• Provincial LGU’s failure to maintain special accounts in the general fund for all long term-loans availed from 2006 to 2012 from different financial institutions, totaling 511.2 million as of December 31, 2012. 

Does Zambo Sibugay spend rightly?Thirteen years on since its birth, Zamboanga Sibugay continues to be confronted with political debacles, highlighted by former and incumbent politicians filing cases against each other and playing the game of musical chairs. 

But there is also some good news: In 2011, the municipality of R.T. Lim received the Department of the Interior and Local Government’s (DILG) Seal for Good Housekeeping for Local Governments Award. And in 2012, the province of Zamboanga Sibugay under Gov. Romel A. Jalosjos also received the Seal for Good Housekeeping for Local Governments Award along with the municipalities of Titay, Diplahan, Siay, Tungawan, Buug and Ipil. 

 

LGU-Citizen Engagement 

Programs to intensify institutional reforms, including mapping CSOs, helped sustain participation in local governance. Active CSOs here include the Xavier Agricultural Extension Services, Zamboanga Sibugay Rubber Farmers’ Association, different inter-religious organizations and cooperatives among others. 
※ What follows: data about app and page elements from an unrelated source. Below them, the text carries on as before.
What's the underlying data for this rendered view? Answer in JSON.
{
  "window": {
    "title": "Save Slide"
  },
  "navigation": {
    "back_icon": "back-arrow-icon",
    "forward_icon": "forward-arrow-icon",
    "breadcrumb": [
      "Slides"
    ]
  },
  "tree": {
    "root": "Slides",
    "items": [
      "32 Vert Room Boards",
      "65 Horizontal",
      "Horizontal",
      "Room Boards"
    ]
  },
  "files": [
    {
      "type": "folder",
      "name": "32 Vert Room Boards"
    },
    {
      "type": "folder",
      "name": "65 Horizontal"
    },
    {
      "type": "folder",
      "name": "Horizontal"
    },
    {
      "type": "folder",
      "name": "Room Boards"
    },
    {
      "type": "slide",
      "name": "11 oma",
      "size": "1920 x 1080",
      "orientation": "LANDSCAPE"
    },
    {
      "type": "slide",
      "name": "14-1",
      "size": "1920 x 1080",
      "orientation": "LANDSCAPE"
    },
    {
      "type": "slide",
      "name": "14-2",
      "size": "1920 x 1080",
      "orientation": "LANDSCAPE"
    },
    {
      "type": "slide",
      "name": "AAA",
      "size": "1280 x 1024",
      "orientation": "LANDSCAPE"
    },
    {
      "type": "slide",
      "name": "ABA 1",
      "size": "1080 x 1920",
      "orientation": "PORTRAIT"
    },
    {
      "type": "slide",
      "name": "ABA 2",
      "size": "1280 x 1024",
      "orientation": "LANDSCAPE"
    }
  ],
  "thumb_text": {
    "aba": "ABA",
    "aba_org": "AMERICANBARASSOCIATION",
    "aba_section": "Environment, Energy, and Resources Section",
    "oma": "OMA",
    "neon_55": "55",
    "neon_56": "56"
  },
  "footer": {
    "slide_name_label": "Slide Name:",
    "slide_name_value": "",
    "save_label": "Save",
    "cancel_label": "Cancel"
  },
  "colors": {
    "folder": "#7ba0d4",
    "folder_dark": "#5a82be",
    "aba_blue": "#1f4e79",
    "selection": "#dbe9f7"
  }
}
Greater devolution of public resources has helped increase public awareness on current projects of the province. Incumbent officials are perceived to be more aware of transparency and accountability as tools in curbing corruption and improving decentralization. Ordinances and resolutions passed have brought positive outcomes, including increased participation of different sectoral groups since 2001. 

One move to increase citizen engagement began in December 2013 when the municipal government of Ipil launched its Transparency and Accountability Convergence program. This aimed to enjoin multi-stakeholders to get involved with and have a say on local governance programs of the town. This unique program has paved the way for the Ipil Pride Campaign among households. 

 

Opportunities and Threats 
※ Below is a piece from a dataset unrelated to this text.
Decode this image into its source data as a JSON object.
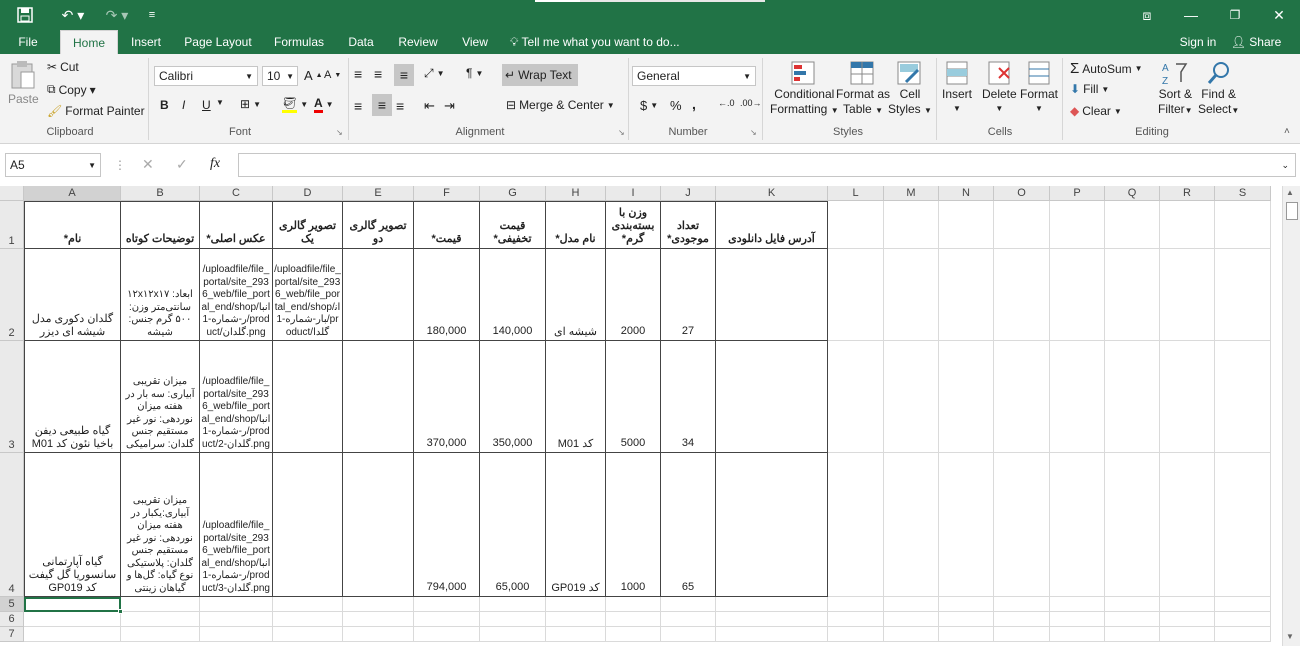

Western Mindanao, where Zamboanga Sibugay belongs, is said to be envisioned to become the “gateway and trading hub” of Brunei Darussalam-Indonesia-Malaysia-Philippines East Asian Growth Area (BIMP-EAGA) because of its proximity to other ASEAN countries. Launched in 1994, BIMP-EAGA is a cooperation of the four national governments to “close the development gap” among the EAGA members as well as all members of ASEAN. Zamboanga Sibugay could benefit from the potentials of trade and commerce in the area. 

The Zamboanga City port is near Zamboanga Sibugay, and so activities here also have positive spill-over effects on the province.  The province sources primary goods from Zamboanga City, which is just four hours by land. Barter goods are also traded in the Zamboanga City port. The port also serves as the exit point of Zamboanga Sibugay’s agricultural produce, such as natural rubber latex which is exported overseas for ISO certification. 

The Rubber Summit in Zamboanga Sibugay in February 2014 strengthened the goal of taking full use of the rubber industry’s economic potential in order to help uplift socio-economic conditions of the estimated 50,000 rubber smallholders and the different stakeholders of the rubber value chain. 

More investments are pouring in the province as indicated by the increasing number of colleges, formal and informal financial institutions, and real estate subdivisions in the last four years. 

As part of threats, the unsettled 20-day Zamboanga City stand-off between government and the Moro National Liberation Front (MNLF) in September 2013 as well as the Bangsamoro framework agreement -- which will eventually lead to a plebiscite -- will continually raise concerns on peace and order situation in the province, and the region at large. 

The capital town of Ipil used to be part of Zamboanga del Sur. About noon on April 4, 1995, a month before the mid-term elections, the terrorist Abu Sayyaf group allegedly went on a shooting rampage in Ipil’s commercial district, killing 55 people -- mostly civilians, hurting 50 more, and burning its public market and commercial center. Since then, peace and order situation here has always been volatile and has been a major consideration of potential investors.